For Immediate Release: October 24, 2012
Contacts: Daryl G. Kimball, Executive Director, 202-463-8270, ext. 107; Tom Z. Collina, Research Director, 202-463-8270, ext. 104;
(Washington, D.C.) The Arms Control Association, in association with the UK Government and the Vienna Center for Disarmament and Nonproliferation, organized a day-long conference on February 17, 2012 in Vienna, Austria, to mark the 15th anniversary of the establishment of the Preparatory Commission of the Comprehensive Test Ban Treaty Organization (CTBTO). This conference report details the value of the CTBT and explores pathways to its entry into force.
The 48-page report includes presentations by leading CTBT experts such as Dr. Lassina Zerbo, who on Oct. 23 was elected as the next Executive Secretary of the CTBT Organization, based in Vienna, as well as Amb. Tibor Toth, the current Executive Secretary of the CTBTO. Other speakers include: Robert Wood, the United States’ Acting Permanent Representative to the CTBTO; Ambassador I Gusti Puja, Permanent Representative of Indonesia to the International Organizations in Vienna; Ambassador Nils Daag, Permanent Representative of Sweden to the International Organizations in Vienna; Ambassador Michael Weston, former U.K. Representative to the Conference on Disarmament; Pramit Pal Chaudhuri of The Hindustan Times; and others.
The CTBT has already helped bring an end to nuclear testing and reduced nuclear arms competition. Before the treaty was opened for signature in Sept. 1996, over 2,000 nuclear tests had been conducted worldwide. Since then, only three countries have tested, and since 1998 only one country--North Korea--has tested. But until the CTBT enters into force, the door to renewed nuclear testing remains open. To close the door on testing, eight key states must still ratify the treaty: the United States, China, India, Pakistan, Israel, Egypt, Iran and North Korea.

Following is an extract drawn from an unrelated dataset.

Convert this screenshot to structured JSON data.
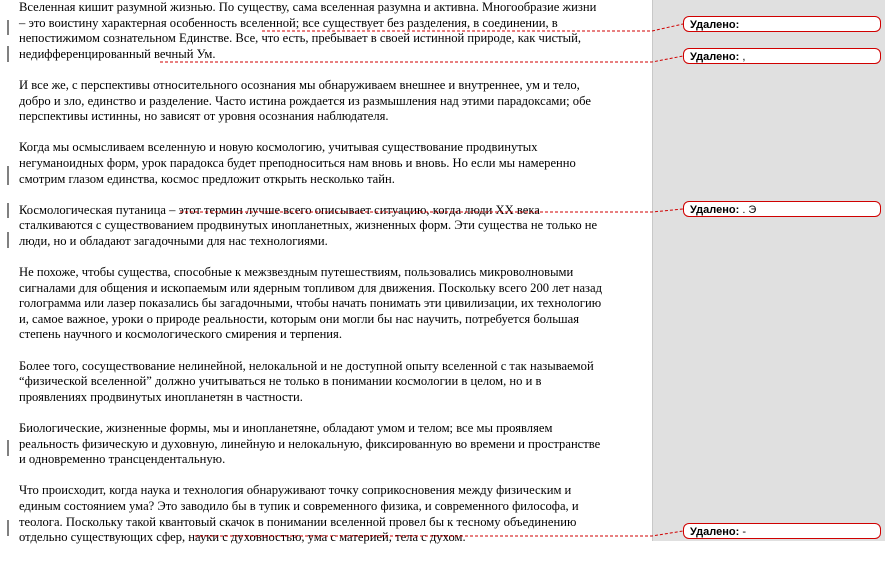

With the CTBT in force, the established nuclear-weapon states would not be able to proof-test new nuclear warhead designs, and emerging nuclear states would encounter greater obstacles in fielding a reliable arsenal. The CTBT strengthens global capabilities to detect and deter testing and would reduce nuclear dangers.
To download a copy of the report, please click here.
The Arms Control Association (ACA) is an independent, membership-based organization dedicated to providing information and practical policy solutions to address the dangers posed by the world's most dangerous weapons. ACA publishes the monthly journal, Arms Control Today.